I have been listening to ‘The End of the World with Josh Clark’ a podcast on iHeartRadio. It was recommended to me by my eldest daughter and while I am fairly new to podcasts, I am enjoying the experience, even if the series is very disturbing.
I won’t spoil it for you but each episode deals with an existential threat to humanity, not natural ones but rather those that could be caused by ourselves. Never in the whole of global history has one species been in a position to annihilate not only itself but possibly the whole world.
The programmes have got me thinking. At times they have been very frightening and yet there is a clear message throughout. Such existential threats need to be controlled and managed at a global level and that national policies just don’t cut the mustard.
Look at COVID-19 for example. Hopefully this was not a man made virus, though it could well have been, and it is clear that it has no respect for national boundaries. Only a coordinated global response will be sufficient to stop its spread through the global population. It may be that we are never able to produce a vaccine for it, in just the same way that a vaccine for AIDS has eluded us and we may end up living in a permanent state of managing our relationship with the virus.
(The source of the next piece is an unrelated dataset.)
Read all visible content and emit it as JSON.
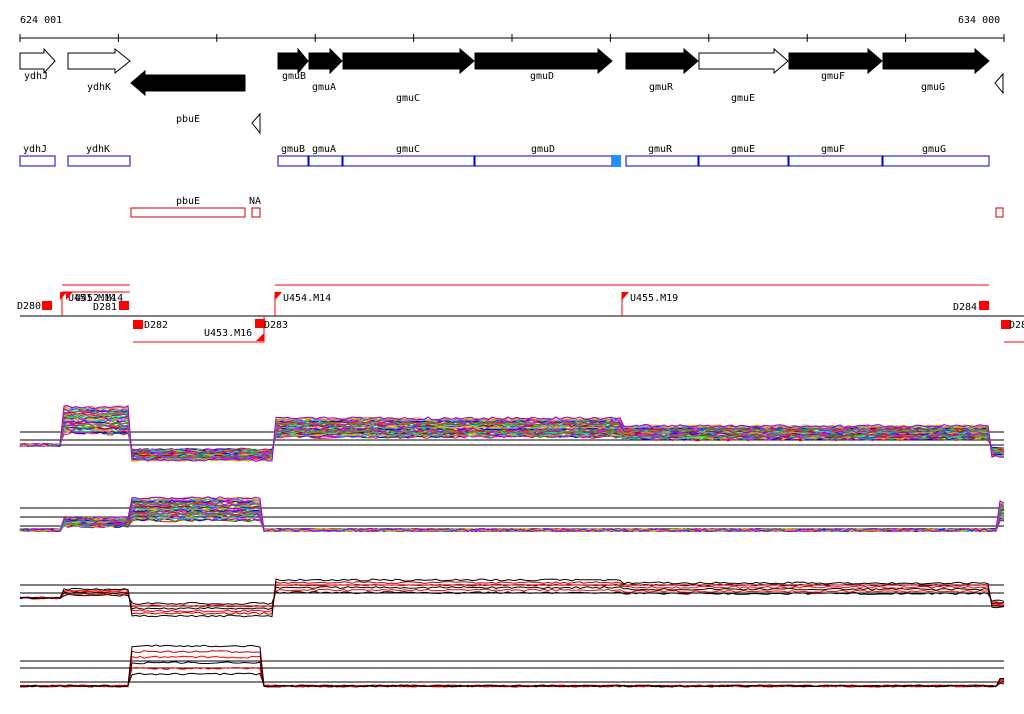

What is worrying however, is that at the very time that we need global cooperation the world seems at war with its global support structure. Firstly the United States, in particular, has railed against the World Health Organization, the very body trying to coordinate the fight against COVID-19. It’s apparent crime is being too Chinese-centric. And now the World Trade Organisation is under threat, the body that maintains the framework that underpins international trade.
There is a wave of nationalism sweeping across the world. By putting the needs of the nation state ahead of the world it may be that it is jeopardising all of us. Nationalism and populism are an existential threat to humanity.
What can be done? Well that is for another blog.